Gosh, the spring solstice is right around the corner. The light is here, now all we need is some warmth. As I look to the north, the hills over Ambleside are covered in snow and we are expecting a hard frost tonight. Still, when the sun shines, the greenhouse and polytunnel warm up considerably and the vents have to be opened even if the outside soil temperature is still too cold to be thinking about planting potatoes. We normally like to get in our first earlies around St Patrick’s Day but with climate change nothing is normal especially in these last few decades.
Speaking of which, we celebrate our 26th birthday at Yewfield today: 17 March 1993 was the day we moved in. In our first year we didn’t do much to the gardens and land as we wanted to get to know the place first. We had come from the south and were new to the Lake District. It felt like another continent. We pondered questions such as where was the arc of the sun falling on the garden? Where were the poorly drained, the well drained, the deep and the shallow soils? Where did the damaging winds come from and where was there shelter? Where would we want to have morning coffee and afternoon tea on a warm day that is near the house? So many questions and last but not least, what did we want from the garden, how would we use it? Of course gardens are always evolving and adapting as our needs and wants change not to mention the needs of wildlife as well. Along with a productive garden full of vegetables and flowers for us and our guests we wanted to create a garden that was good for pollinators and birds too.
By the way, two strong hives of our bees have come through the winter. Hoorah! They are waiting patiently for a bit of warmth to get out and forage. Willow buds are near to bursting and daffodils are in full bloom now. Come on spring!
Saying that, most gardeners I know have mixed feelings about the coming of spring. Last Friday we hurried to finish pruning the apple trees and pollarding buddleja, guelder rose and willow before bud burst. There is so much to fit in during March. Next week as part of our Countryside Stewardship agreement we need to plant a 46-metre native hedge. It will provide another habitat at Yewfield for our beleaguered pollinators and nesting birds. We are also adding some nesting boxes around the land for declining species such as tree sparrow, bats, kestrels and tawny owls.

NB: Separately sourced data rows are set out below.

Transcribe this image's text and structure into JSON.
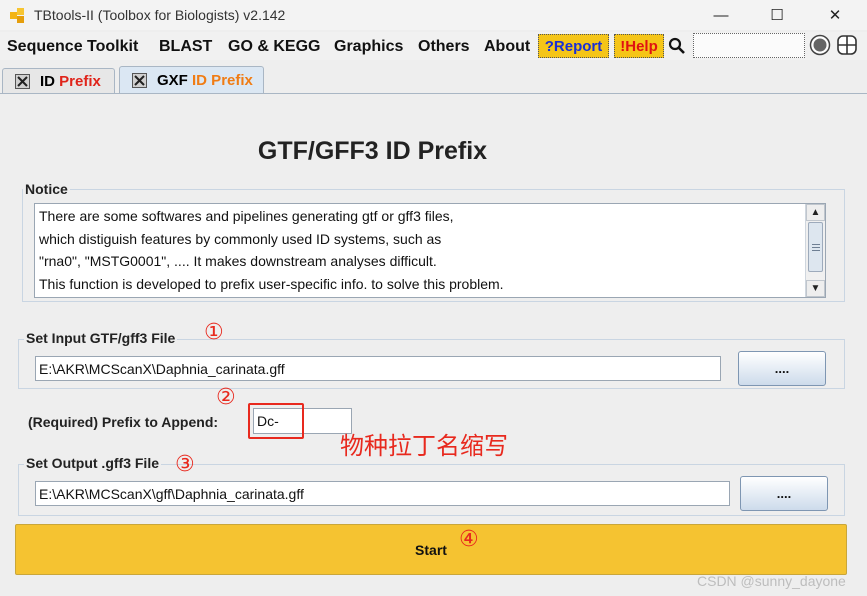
{
  "window": {
    "title": "TBtools-II (Toolbox for Biologists) v2.142",
    "controls": {
      "minimize": "—",
      "maximize": "☐",
      "close": "✕"
    }
  },
  "menu": {
    "items": [
      "Sequence Toolkit",
      "BLAST",
      "GO & KEGG",
      "Graphics",
      "Others",
      "About"
    ],
    "report": "?Report",
    "help": "!Help",
    "search_placeholder": ""
  },
  "tabs": [
    {
      "prefix": "ID ",
      "accent": "Prefix",
      "accent_color": "#e0241a"
    },
    {
      "prefix": "GXF ",
      "accent": "ID Prefix",
      "accent_color": "#f07c14"
    }
  ],
  "page": {
    "title": "GTF/GFF3 ID Prefix",
    "notice": {
      "label": "Notice",
      "lines": [
        "There are some softwares and pipelines generating gtf or gff3 files,",
        "which distiguish features by commonly used ID systems, such as",
        "\"rna0\", \"MSTG0001\", .... It makes downstream analyses difficult.",
        "This function is developed to prefix user-specific info. to solve this problem."
      ]
    },
    "input_file": {
      "label": "Set Input GTF/gff3 File",
      "value": "E:\\AKR\\MCScanX\\Daphnia_carinata.gff",
      "browse": "...."
    },
    "prefix": {
      "label": "(Required) Prefix to Append:",
      "value": "Dc-"
    },
    "output_file": {
      "label": "Set Output .gff3 File",
      "value": "E:\\AKR\\MCScanX\\gff\\Daphnia_carinata.gff",
      "browse": "...."
    },
    "start": "Start"
  },
  "annotations": {
    "markers": [
      "①",
      "②",
      "③",
      "④"
    ],
    "prefix_note": "物种拉丁名缩写",
    "color": "#e8291e"
  },
  "watermark": "CSDN @sunny_dayone",
  "colors": {
    "start_button": "#f5c331",
    "badge": "#f5c518"
  }
}
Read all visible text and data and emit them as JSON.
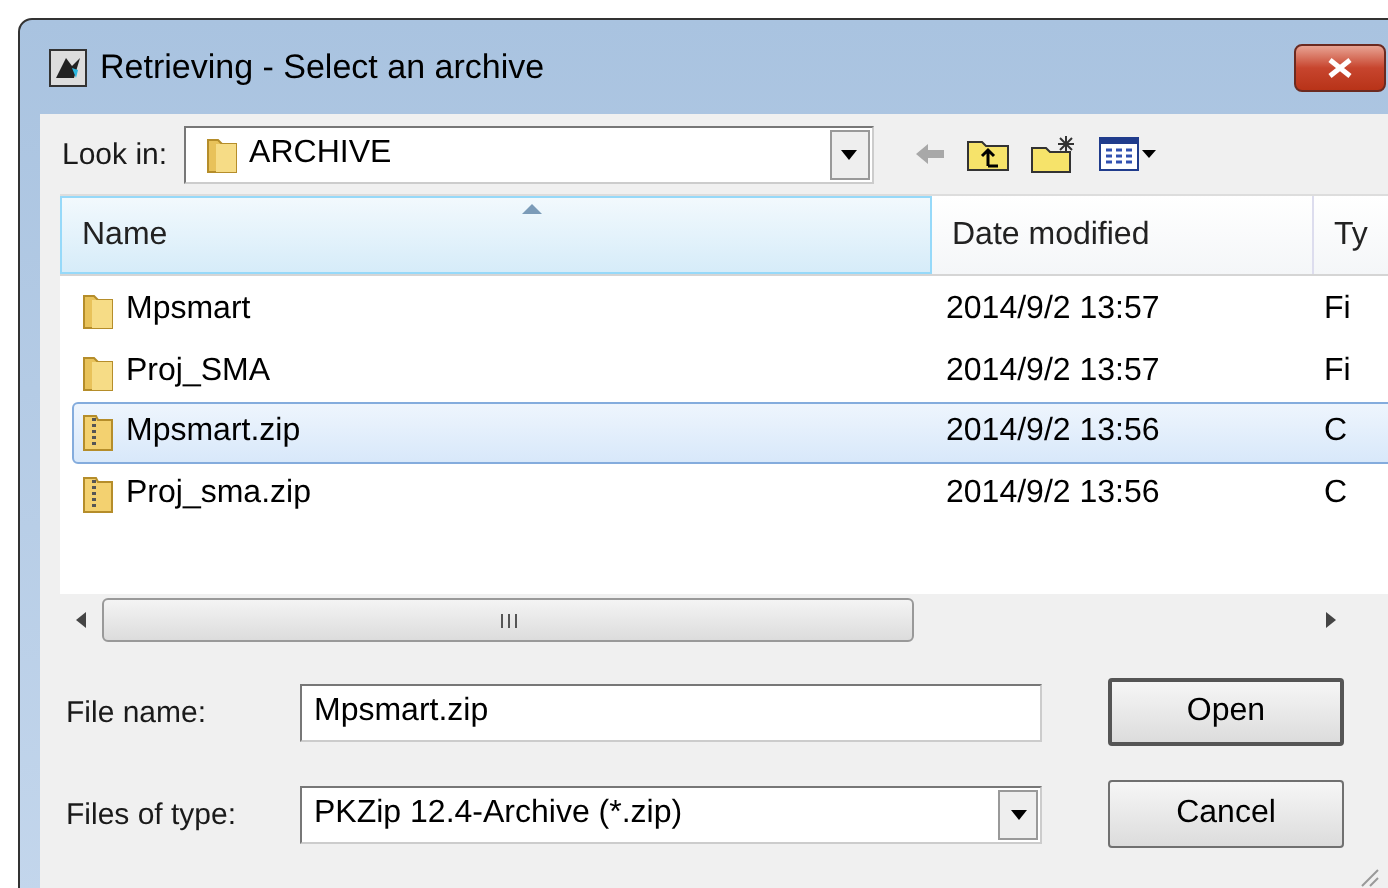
{
  "window": {
    "title": "Retrieving - Select an archive"
  },
  "look_in": {
    "label": "Look in:",
    "value": "ARCHIVE"
  },
  "columns": [
    {
      "label": "Name",
      "sorted": true
    },
    {
      "label": "Date modified",
      "sorted": false
    },
    {
      "label": "Ty",
      "sorted": false
    }
  ],
  "rows": [
    {
      "kind": "folder",
      "name": "Mpsmart",
      "date": "2014/9/2 13:57",
      "type": "Fi",
      "selected": false
    },
    {
      "kind": "folder",
      "name": "Proj_SMA",
      "date": "2014/9/2 13:57",
      "type": "Fi",
      "selected": false
    },
    {
      "kind": "zip",
      "name": "Mpsmart.zip",
      "date": "2014/9/2 13:56",
      "type": "C",
      "selected": true
    },
    {
      "kind": "zip",
      "name": "Proj_sma.zip",
      "date": "2014/9/2 13:56",
      "type": "C",
      "selected": false
    }
  ],
  "file_name": {
    "label": "File name:",
    "value": "Mpsmart.zip"
  },
  "file_type": {
    "label": "Files of type:",
    "value": "PKZip 12.4-Archive (*.zip)"
  },
  "buttons": [
    "Open",
    "Cancel"
  ]
}
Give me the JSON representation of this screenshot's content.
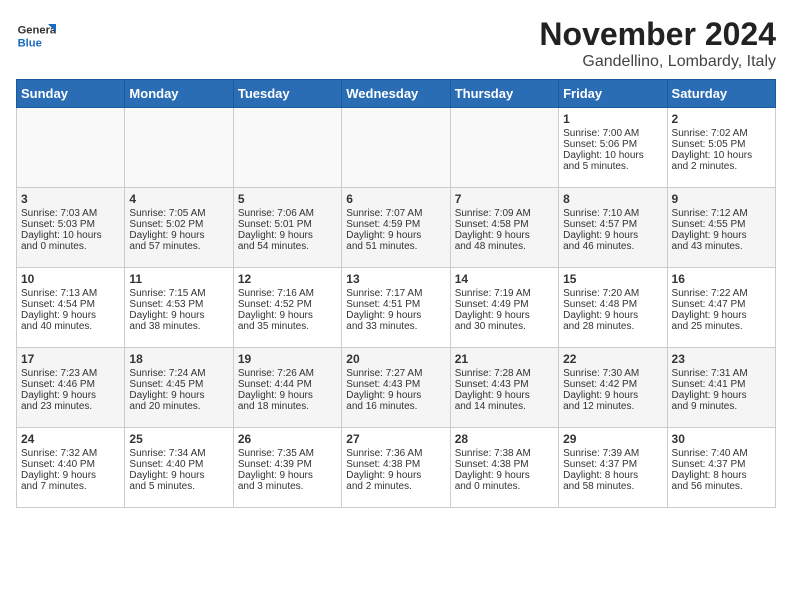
{
  "logo": {
    "general": "General",
    "blue": "Blue"
  },
  "title": "November 2024",
  "subtitle": "Gandellino, Lombardy, Italy",
  "weekdays": [
    "Sunday",
    "Monday",
    "Tuesday",
    "Wednesday",
    "Thursday",
    "Friday",
    "Saturday"
  ],
  "weeks": [
    [
      {
        "day": "",
        "info": ""
      },
      {
        "day": "",
        "info": ""
      },
      {
        "day": "",
        "info": ""
      },
      {
        "day": "",
        "info": ""
      },
      {
        "day": "",
        "info": ""
      },
      {
        "day": "1",
        "info": "Sunrise: 7:00 AM\nSunset: 5:06 PM\nDaylight: 10 hours\nand 5 minutes."
      },
      {
        "day": "2",
        "info": "Sunrise: 7:02 AM\nSunset: 5:05 PM\nDaylight: 10 hours\nand 2 minutes."
      }
    ],
    [
      {
        "day": "3",
        "info": "Sunrise: 7:03 AM\nSunset: 5:03 PM\nDaylight: 10 hours\nand 0 minutes."
      },
      {
        "day": "4",
        "info": "Sunrise: 7:05 AM\nSunset: 5:02 PM\nDaylight: 9 hours\nand 57 minutes."
      },
      {
        "day": "5",
        "info": "Sunrise: 7:06 AM\nSunset: 5:01 PM\nDaylight: 9 hours\nand 54 minutes."
      },
      {
        "day": "6",
        "info": "Sunrise: 7:07 AM\nSunset: 4:59 PM\nDaylight: 9 hours\nand 51 minutes."
      },
      {
        "day": "7",
        "info": "Sunrise: 7:09 AM\nSunset: 4:58 PM\nDaylight: 9 hours\nand 48 minutes."
      },
      {
        "day": "8",
        "info": "Sunrise: 7:10 AM\nSunset: 4:57 PM\nDaylight: 9 hours\nand 46 minutes."
      },
      {
        "day": "9",
        "info": "Sunrise: 7:12 AM\nSunset: 4:55 PM\nDaylight: 9 hours\nand 43 minutes."
      }
    ],
    [
      {
        "day": "10",
        "info": "Sunrise: 7:13 AM\nSunset: 4:54 PM\nDaylight: 9 hours\nand 40 minutes."
      },
      {
        "day": "11",
        "info": "Sunrise: 7:15 AM\nSunset: 4:53 PM\nDaylight: 9 hours\nand 38 minutes."
      },
      {
        "day": "12",
        "info": "Sunrise: 7:16 AM\nSunset: 4:52 PM\nDaylight: 9 hours\nand 35 minutes."
      },
      {
        "day": "13",
        "info": "Sunrise: 7:17 AM\nSunset: 4:51 PM\nDaylight: 9 hours\nand 33 minutes."
      },
      {
        "day": "14",
        "info": "Sunrise: 7:19 AM\nSunset: 4:49 PM\nDaylight: 9 hours\nand 30 minutes."
      },
      {
        "day": "15",
        "info": "Sunrise: 7:20 AM\nSunset: 4:48 PM\nDaylight: 9 hours\nand 28 minutes."
      },
      {
        "day": "16",
        "info": "Sunrise: 7:22 AM\nSunset: 4:47 PM\nDaylight: 9 hours\nand 25 minutes."
      }
    ],
    [
      {
        "day": "17",
        "info": "Sunrise: 7:23 AM\nSunset: 4:46 PM\nDaylight: 9 hours\nand 23 minutes."
      },
      {
        "day": "18",
        "info": "Sunrise: 7:24 AM\nSunset: 4:45 PM\nDaylight: 9 hours\nand 20 minutes."
      },
      {
        "day": "19",
        "info": "Sunrise: 7:26 AM\nSunset: 4:44 PM\nDaylight: 9 hours\nand 18 minutes."
      },
      {
        "day": "20",
        "info": "Sunrise: 7:27 AM\nSunset: 4:43 PM\nDaylight: 9 hours\nand 16 minutes."
      },
      {
        "day": "21",
        "info": "Sunrise: 7:28 AM\nSunset: 4:43 PM\nDaylight: 9 hours\nand 14 minutes."
      },
      {
        "day": "22",
        "info": "Sunrise: 7:30 AM\nSunset: 4:42 PM\nDaylight: 9 hours\nand 12 minutes."
      },
      {
        "day": "23",
        "info": "Sunrise: 7:31 AM\nSunset: 4:41 PM\nDaylight: 9 hours\nand 9 minutes."
      }
    ],
    [
      {
        "day": "24",
        "info": "Sunrise: 7:32 AM\nSunset: 4:40 PM\nDaylight: 9 hours\nand 7 minutes."
      },
      {
        "day": "25",
        "info": "Sunrise: 7:34 AM\nSunset: 4:40 PM\nDaylight: 9 hours\nand 5 minutes."
      },
      {
        "day": "26",
        "info": "Sunrise: 7:35 AM\nSunset: 4:39 PM\nDaylight: 9 hours\nand 3 minutes."
      },
      {
        "day": "27",
        "info": "Sunrise: 7:36 AM\nSunset: 4:38 PM\nDaylight: 9 hours\nand 2 minutes."
      },
      {
        "day": "28",
        "info": "Sunrise: 7:38 AM\nSunset: 4:38 PM\nDaylight: 9 hours\nand 0 minutes."
      },
      {
        "day": "29",
        "info": "Sunrise: 7:39 AM\nSunset: 4:37 PM\nDaylight: 8 hours\nand 58 minutes."
      },
      {
        "day": "30",
        "info": "Sunrise: 7:40 AM\nSunset: 4:37 PM\nDaylight: 8 hours\nand 56 minutes."
      }
    ]
  ]
}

With this late spring we have delayed sowing seeds but when we feel that warmth creeping in to the greenhouse as the sun peeps around the yew tree in the morning we know we had better get a move on. Dahlias are pulled out of cold storage and perennials nursed through the winter are potted up for the plant table.
One job for this time of year, which we always vow to do earlier but never get round to, is splitting up and replanting tired clumps of spring bulbs. We have some well established snowdrops, vital as an early source of pollen for bees, along with native daffodils that are slowly going blind as they exhaust the soil where they sit year after year. This year that job will get pushed up the priority list, once we plant the hedge, finish the pruning, compost the veg beds, pot up and divide perennials… phew. No wonder we had put off dividing those bulbs. Who said the gardening year starts at Easter?
You can also read the previous blog post here.